See that sign? RFRA with a red oh-hells-no symbol across it. They're popping up on the doors of businesses all around Broad Ripple and elsewhere in Indianapolis.
relatively uncontroversial Federal law from 21 years ago.* They must have figured they couldn't lose!
They figured wrong. They lost, big, and they're dragging the rest of us along. They didn't even understand where the real battlefield was located. Neither do most of the people protesting and holding rallies, pro and con.
Legislators, welcome to 2015, where states are jostling for
business in a down economy and where perception is all it takes to alter
a state's standing in the competition. Indiana is now seen as
backward-looking -- which is always an easy sell to non-Hoosiers anyway.

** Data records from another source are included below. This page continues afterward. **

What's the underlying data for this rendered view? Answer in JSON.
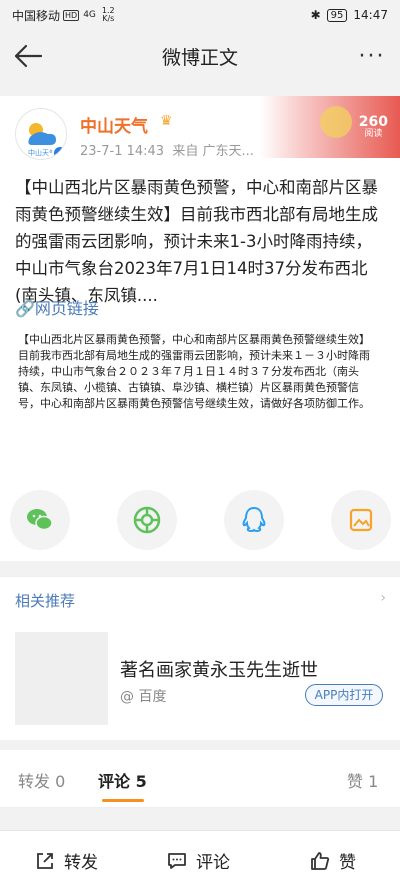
{
  "status_bar": {
    "carrier": "中国移动",
    "hd": "HD",
    "signal": "4G",
    "speed_value": "1.2",
    "speed_unit": "K/s",
    "battery": "95",
    "time": "14:47"
  },
  "nav": {
    "title": "微博正文",
    "more": "···"
  },
  "post": {
    "author": "中山天气",
    "avatar_caption": "中山天气",
    "timestamp": "23-7-1 14:43",
    "source": "来自 广东天...",
    "banner_count": "260",
    "banner_label": "阅读",
    "text": "【中山西北片区暴雨黄色预警，中心和南部片区暴雨黄色预警继续生效】目前我市西北部有局地生成的强雷雨云团影响，预计未来1-3小时降雨持续，中山市气象台2023年7月1日14时37分发布西北(南头镇、东凤镇....",
    "link_text": "网页链接",
    "image_text": "【中山西北片区暴雨黄色预警，中心和南部片区暴雨黄色预警继续生效】目前我市西北部有局地生成的强雷雨云团影响，预计未来１－３小时降雨持续，中山市气象台２０２３年７月１日１４时３７分发布西北（南头镇、东凤镇、小榄镇、古镇镇、阜沙镇、横栏镇）片区暴雨黄色预警信号，中心和南部片区暴雨黄色预警信号继续生效，请做好各项防御工作。"
  },
  "related": {
    "header": "相关推荐",
    "chevron": "›",
    "title": "著名画家黄永玉先生逝世",
    "source": "@ 百度",
    "open_app": "APP内打开"
  },
  "tabs": {
    "repost": "转发 0",
    "comment": "评论 5",
    "like": "赞 1"
  },
  "bottom": {
    "repost": "转发",
    "comment": "评论",
    "like": "赞"
  },
  "colors": {
    "accent": "#f7901e",
    "author": "#f0702a",
    "link": "#4a7cb8"
  }
}
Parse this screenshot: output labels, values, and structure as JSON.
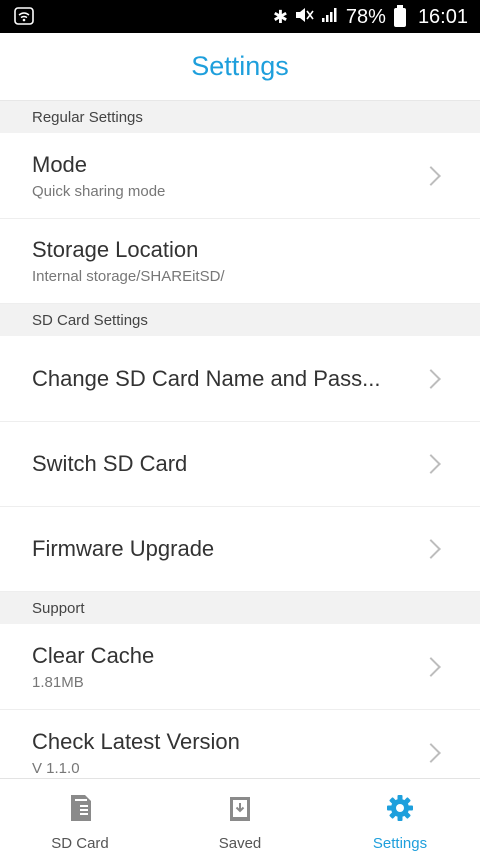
{
  "status_bar": {
    "battery_percent": "78%",
    "time": "16:01",
    "icons": [
      "wifi-icon",
      "bluetooth-icon",
      "mute-icon",
      "signal-icon",
      "battery-icon"
    ]
  },
  "header": {
    "title": "Settings"
  },
  "sections": {
    "regular": {
      "title": "Regular Settings",
      "mode": {
        "title": "Mode",
        "subtitle": "Quick sharing mode"
      },
      "storage": {
        "title": "Storage Location",
        "subtitle": "Internal storage/SHAREitSD/"
      }
    },
    "sdcard": {
      "title": "SD Card Settings",
      "change_name": {
        "title": "Change SD Card Name and Pass..."
      },
      "switch": {
        "title": "Switch SD Card"
      },
      "firmware": {
        "title": "Firmware Upgrade"
      }
    },
    "support": {
      "title": "Support",
      "clear_cache": {
        "title": "Clear Cache",
        "subtitle": "1.81MB"
      },
      "check_version": {
        "title": "Check Latest Version",
        "subtitle": "V 1.1.0"
      }
    }
  },
  "bottom_nav": {
    "sdcard": {
      "label": "SD Card"
    },
    "saved": {
      "label": "Saved"
    },
    "settings": {
      "label": "Settings"
    }
  },
  "colors": {
    "accent": "#1e9fdc",
    "icon_gray": "#8a8a8a"
  }
}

Forget about your and everyone else's sex life, or religion, or wedlockery or the extent to which they're willing to infuse a business transaction with religion and/or politics. This state needs jobs. J-O-B-S. And what was conceived as, face it, a shout-out to the Republican base is backfiring on that whole "attract new and expanding employers to Indiana" front. The massive Angie's List headquarters expansion project is on hold; they moved here from Ohio, in search of a better business climate, and they can move elsewhere; their business is mostly a massive database and communications support, just as easily run from Missouri or Inner Mongolia as Indianapolis. The NCAA -- headquartered downtown along the Monon Canal -- is making noises about taking their Final Four business elsewhere. And we're only a few days downwind of Indiana's RFRA.
I keep hearing de jure readings from the Right pointing to the "strict scruntiny" requirements and how limited that makes this law; I'm getting plenty of de facto interpretations from the Left about how it's really a wink and a nod to kick LGBT folks outta the pool. Both sides are invested in the issue. Lovely, really, but it doesn't matter. That isn't what's at stake here. You can't put much in the collection plate if you don't have a job -- and you're darned unlikely to put together a big fancy wedding from the unemployment line.

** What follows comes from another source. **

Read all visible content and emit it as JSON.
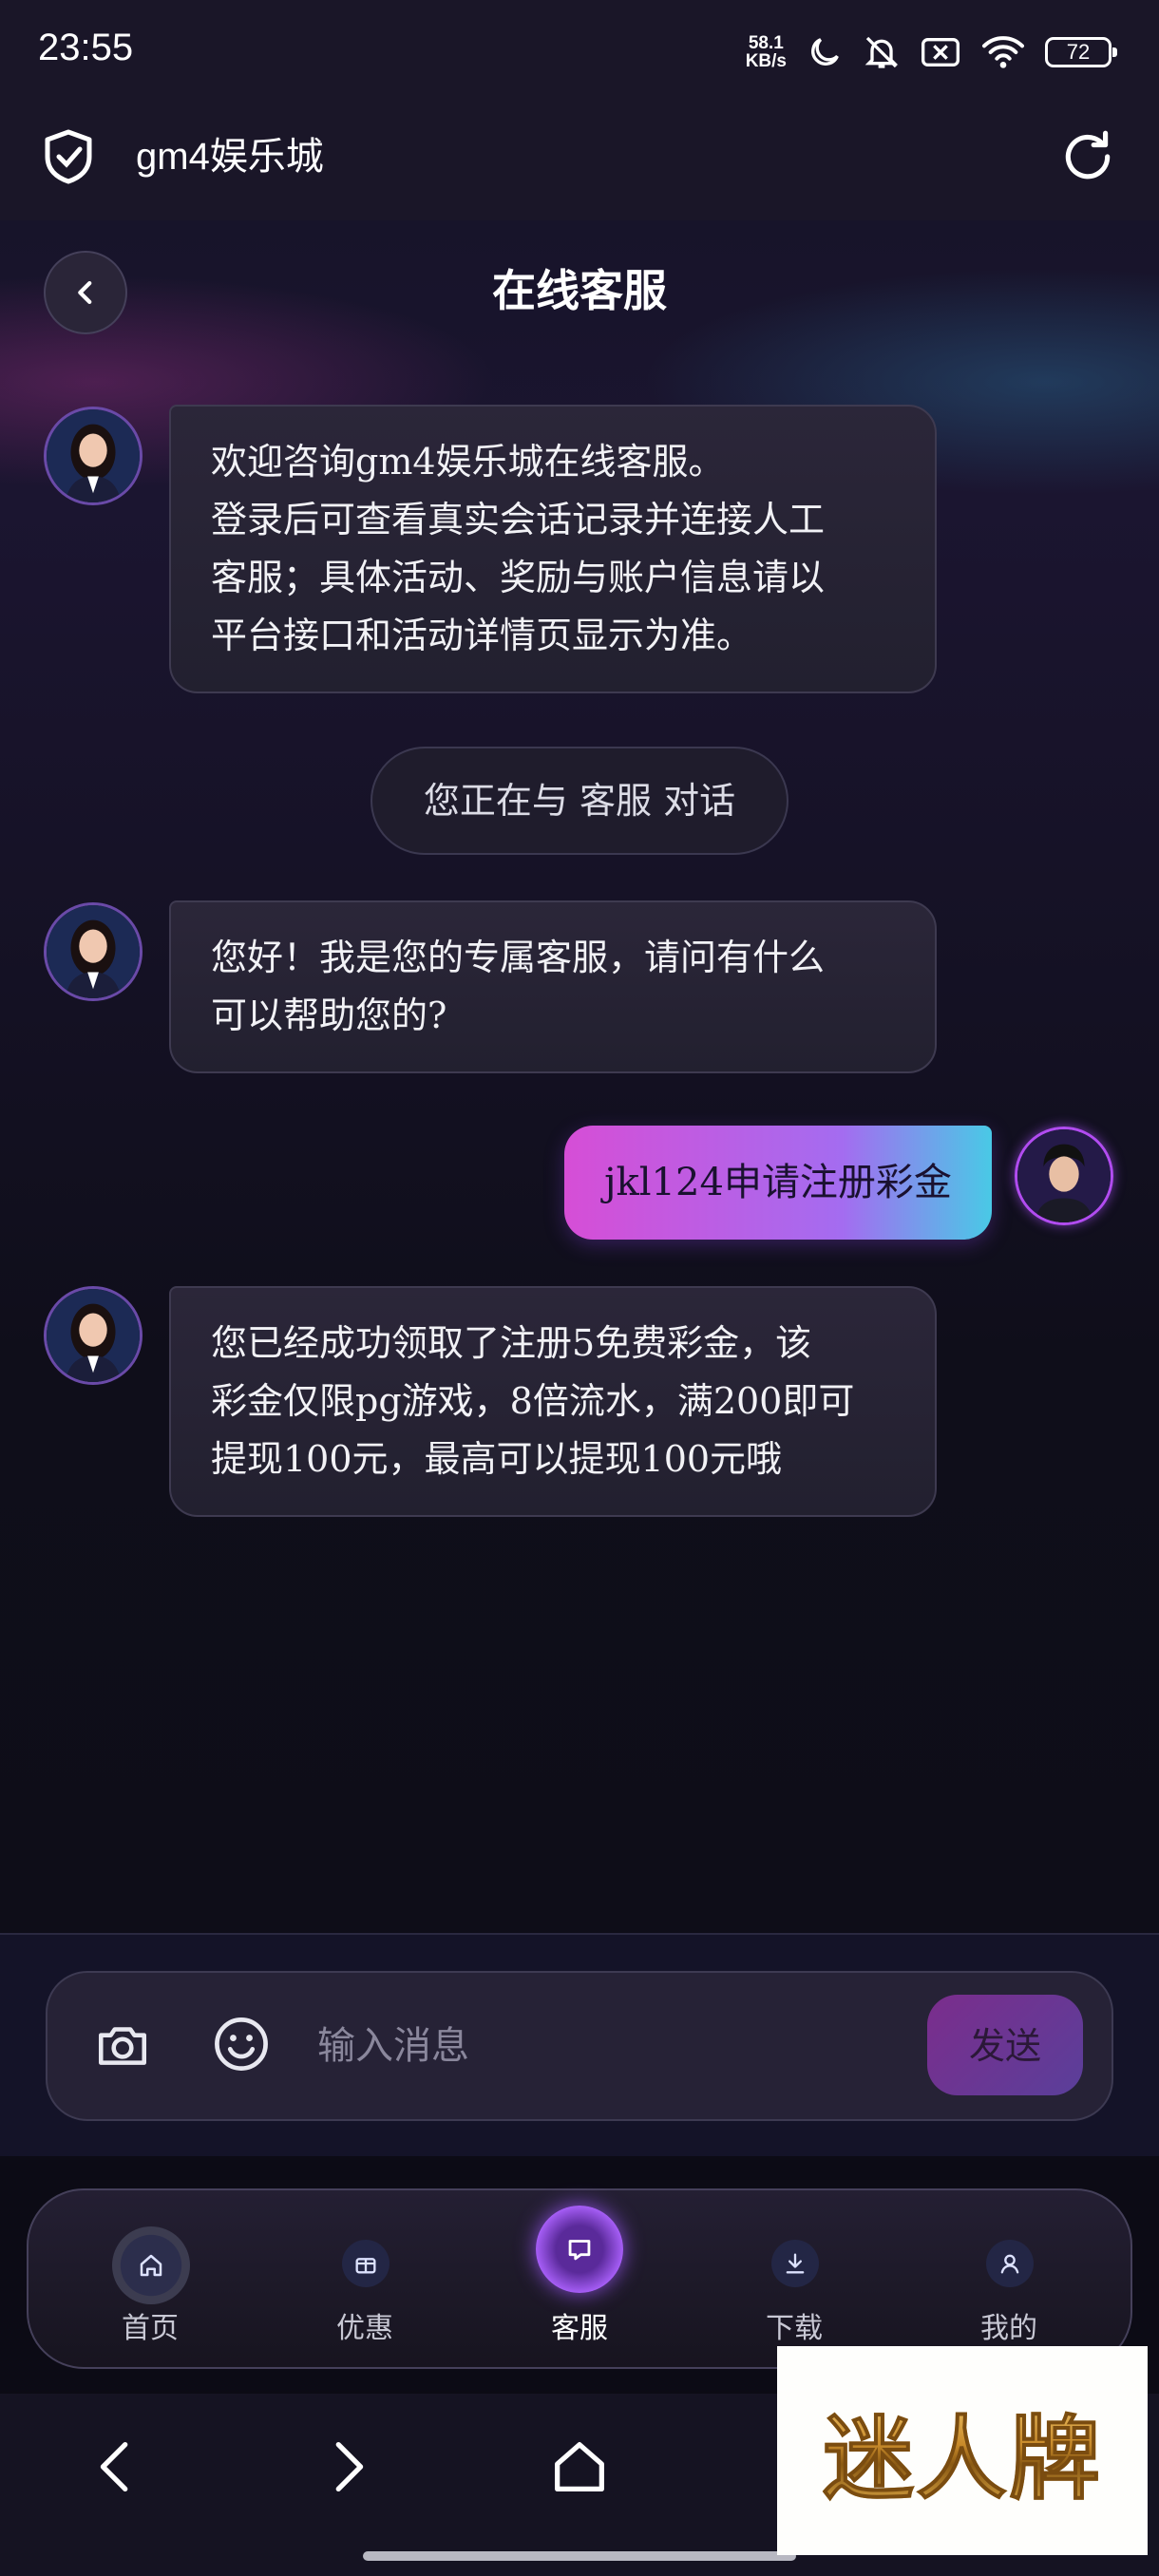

RFRA is a public-relations disaster. In a Rust Belt state short on corporate HQs, competing with the other 49 states and the rest of the world for a shrinking pool of jobs, any edge you have matters -- and so does any edge you lose. All the Legislature had to do was stay shut up and let Hoosiers work things out among themselves, while the state's generally pro-business laws and taxes did the heavy lifting. They couldn't restrain themselves.
Any time one party gets a firm hold on the Executive and Legislative wings of our triple-lobed gummints, foolhardy base-pandering is soon to follow. In Indiana, it was GOP's turn and sure enough, nobody among them looked at the wider issues.
The older I get, the more the phrase "legislative gridlock" appeals to me. It's probably the best we can hope for. We didn't get it this time 'round and look what happened.
Indiana's RFRA is headed for the courts as soon as someone manages to establish standing. The damage has already been done -- done to all Hoosiers, straight, gay, religious, secular, conservative and liberal alike.
ETA: Legal analysis here.
* Relatively uncontroversial: in 1997, application of the Federal RFRA to the state and local governments was challenged and fought all the way to the Supreme Court, which ruled that this Federal law applied only to the Federales. It's an interesting case.
1 month ago